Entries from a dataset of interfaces
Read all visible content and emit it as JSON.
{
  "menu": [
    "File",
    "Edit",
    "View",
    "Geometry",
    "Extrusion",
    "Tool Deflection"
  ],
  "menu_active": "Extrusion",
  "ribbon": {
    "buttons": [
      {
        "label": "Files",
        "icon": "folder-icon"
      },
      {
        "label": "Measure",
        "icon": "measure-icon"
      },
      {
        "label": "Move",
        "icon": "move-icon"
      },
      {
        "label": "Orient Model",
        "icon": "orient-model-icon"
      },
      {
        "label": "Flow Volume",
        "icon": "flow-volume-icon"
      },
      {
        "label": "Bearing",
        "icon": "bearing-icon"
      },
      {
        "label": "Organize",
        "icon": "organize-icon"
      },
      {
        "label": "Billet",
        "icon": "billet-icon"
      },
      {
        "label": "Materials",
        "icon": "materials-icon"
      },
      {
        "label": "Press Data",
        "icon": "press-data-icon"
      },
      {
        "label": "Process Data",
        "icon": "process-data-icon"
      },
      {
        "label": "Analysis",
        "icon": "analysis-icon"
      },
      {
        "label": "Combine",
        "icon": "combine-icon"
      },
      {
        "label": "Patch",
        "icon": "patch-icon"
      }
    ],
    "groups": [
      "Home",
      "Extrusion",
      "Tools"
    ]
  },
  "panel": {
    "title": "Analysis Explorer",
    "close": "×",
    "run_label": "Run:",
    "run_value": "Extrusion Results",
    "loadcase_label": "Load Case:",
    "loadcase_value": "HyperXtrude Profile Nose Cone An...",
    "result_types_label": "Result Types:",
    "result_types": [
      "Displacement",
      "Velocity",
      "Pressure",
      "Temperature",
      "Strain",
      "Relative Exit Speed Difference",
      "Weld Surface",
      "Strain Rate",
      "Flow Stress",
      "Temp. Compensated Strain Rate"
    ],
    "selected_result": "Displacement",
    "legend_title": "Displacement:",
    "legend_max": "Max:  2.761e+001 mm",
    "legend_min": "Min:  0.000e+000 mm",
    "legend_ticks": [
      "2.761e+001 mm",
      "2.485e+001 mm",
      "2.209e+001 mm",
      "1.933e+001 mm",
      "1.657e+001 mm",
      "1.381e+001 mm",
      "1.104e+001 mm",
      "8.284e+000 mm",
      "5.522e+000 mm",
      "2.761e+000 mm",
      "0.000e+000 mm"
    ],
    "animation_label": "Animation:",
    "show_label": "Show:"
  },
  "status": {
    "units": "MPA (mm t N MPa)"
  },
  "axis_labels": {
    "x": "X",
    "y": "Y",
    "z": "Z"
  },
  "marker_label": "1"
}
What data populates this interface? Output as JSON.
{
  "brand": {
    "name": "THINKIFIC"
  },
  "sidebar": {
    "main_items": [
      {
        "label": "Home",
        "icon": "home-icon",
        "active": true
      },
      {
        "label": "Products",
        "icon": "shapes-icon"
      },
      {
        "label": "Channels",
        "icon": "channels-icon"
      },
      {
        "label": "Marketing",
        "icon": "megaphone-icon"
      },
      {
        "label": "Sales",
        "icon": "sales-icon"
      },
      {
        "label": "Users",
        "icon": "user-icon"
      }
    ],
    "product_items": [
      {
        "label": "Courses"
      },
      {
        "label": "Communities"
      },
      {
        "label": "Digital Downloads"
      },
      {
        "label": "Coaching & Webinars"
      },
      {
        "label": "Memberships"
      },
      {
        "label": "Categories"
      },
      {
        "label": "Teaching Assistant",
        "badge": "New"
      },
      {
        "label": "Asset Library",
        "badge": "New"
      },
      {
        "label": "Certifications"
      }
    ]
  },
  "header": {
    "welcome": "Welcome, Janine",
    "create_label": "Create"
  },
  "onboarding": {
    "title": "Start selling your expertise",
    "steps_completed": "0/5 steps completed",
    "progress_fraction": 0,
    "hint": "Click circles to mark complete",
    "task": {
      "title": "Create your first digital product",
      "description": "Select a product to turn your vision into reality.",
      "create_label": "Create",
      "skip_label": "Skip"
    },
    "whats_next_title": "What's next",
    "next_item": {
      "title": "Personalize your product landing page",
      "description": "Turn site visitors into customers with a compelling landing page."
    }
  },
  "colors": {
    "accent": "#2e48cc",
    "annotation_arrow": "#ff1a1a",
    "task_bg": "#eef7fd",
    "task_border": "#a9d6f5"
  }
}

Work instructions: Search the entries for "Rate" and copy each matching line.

Solution to the exercise:
      "Strain Rate",
      "Temp. Compensated Strain Rate"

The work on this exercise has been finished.